[Opening MATERIAL PROVIDED section]

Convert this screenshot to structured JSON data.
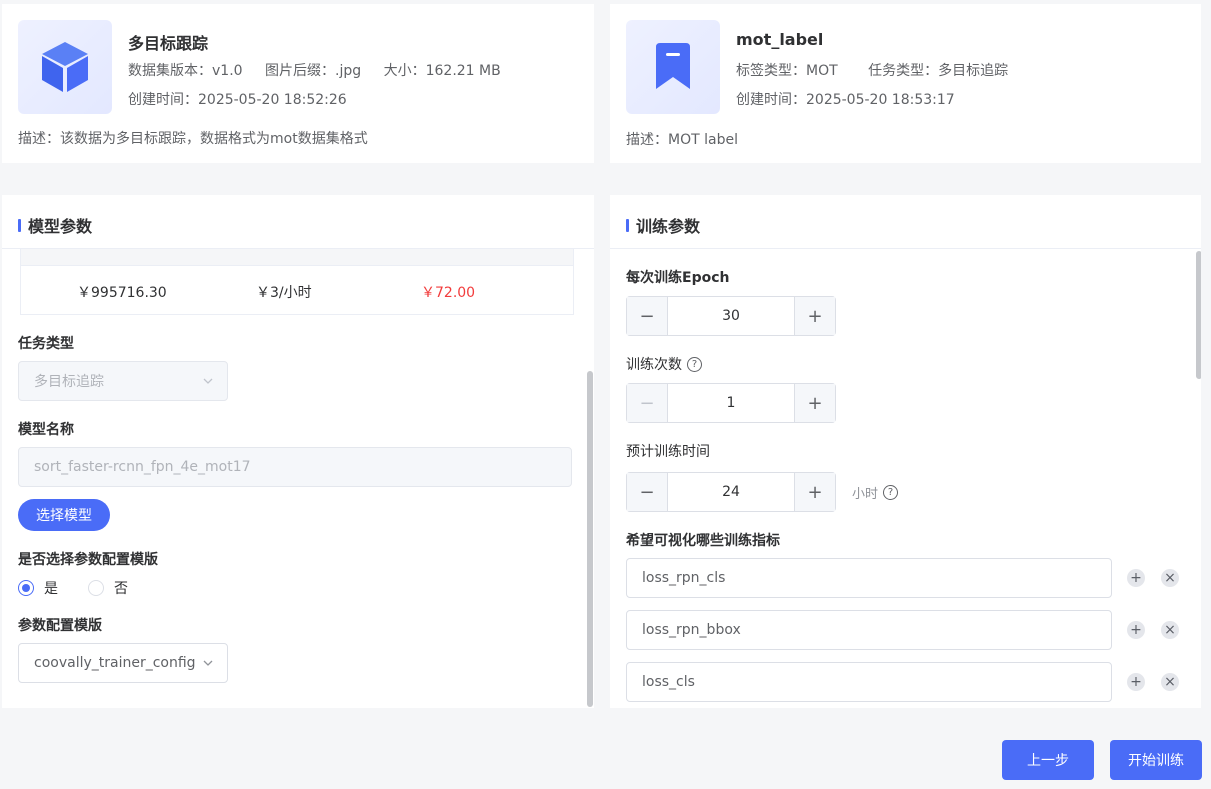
{
  "dataset_card": {
    "title": "多目标跟踪",
    "version_label": "数据集版本：",
    "version": "v1.0",
    "suffix_label": "图片后缀：",
    "suffix": ".jpg",
    "size_label": "大小：",
    "size": "162.21 MB",
    "created_label": "创建时间：",
    "created": "2025-05-20 18:52:26",
    "desc_label": "描述：",
    "desc": "该数据为多目标跟踪，数据格式为mot数据集格式",
    "icon": "cube-icon"
  },
  "label_card": {
    "title": "mot_label",
    "label_type_label": "标签类型：",
    "label_type": "MOT",
    "task_type_label": "任务类型：",
    "task_type": "多目标追踪",
    "created_label": "创建时间：",
    "created": "2025-05-20 18:53:17",
    "desc_label": "描述：",
    "desc": "MOT label",
    "icon": "bookmark-icon"
  },
  "model_params": {
    "title": "模型参数",
    "price_row": {
      "balance": "￥995716.30",
      "rate": "￥3/小时",
      "total": "￥72.00"
    },
    "task_type_label": "任务类型",
    "task_type_value": "多目标追踪",
    "model_name_label": "模型名称",
    "model_name_value": "sort_faster-rcnn_fpn_4e_mot17",
    "select_model_button": "选择模型",
    "use_template_label": "是否选择参数配置模版",
    "radio_yes": "是",
    "radio_no": "否",
    "template_label": "参数配置模版",
    "template_value": "coovally_trainer_config"
  },
  "train_params": {
    "title": "训练参数",
    "epoch_label": "每次训练Epoch",
    "epoch_value": "30",
    "times_label": "训练次数",
    "times_value": "1",
    "est_time_label": "预计训练时间",
    "est_time_value": "24",
    "est_time_unit": "小时",
    "metrics_label": "希望可视化哪些训练指标",
    "metrics": [
      "loss_rpn_cls",
      "loss_rpn_bbox",
      "loss_cls"
    ]
  },
  "footer": {
    "prev_button": "上一步",
    "start_button": "开始训练"
  },
  "colors": {
    "accent": "#4a6cf7",
    "price_red": "#f23c3c"
  }
}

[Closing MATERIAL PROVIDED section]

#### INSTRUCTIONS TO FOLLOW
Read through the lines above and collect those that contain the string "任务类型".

#### SOLUTION TO THE PROBLEM
    "task_type_label": "任务类型：",
    "task_type_label": "任务类型",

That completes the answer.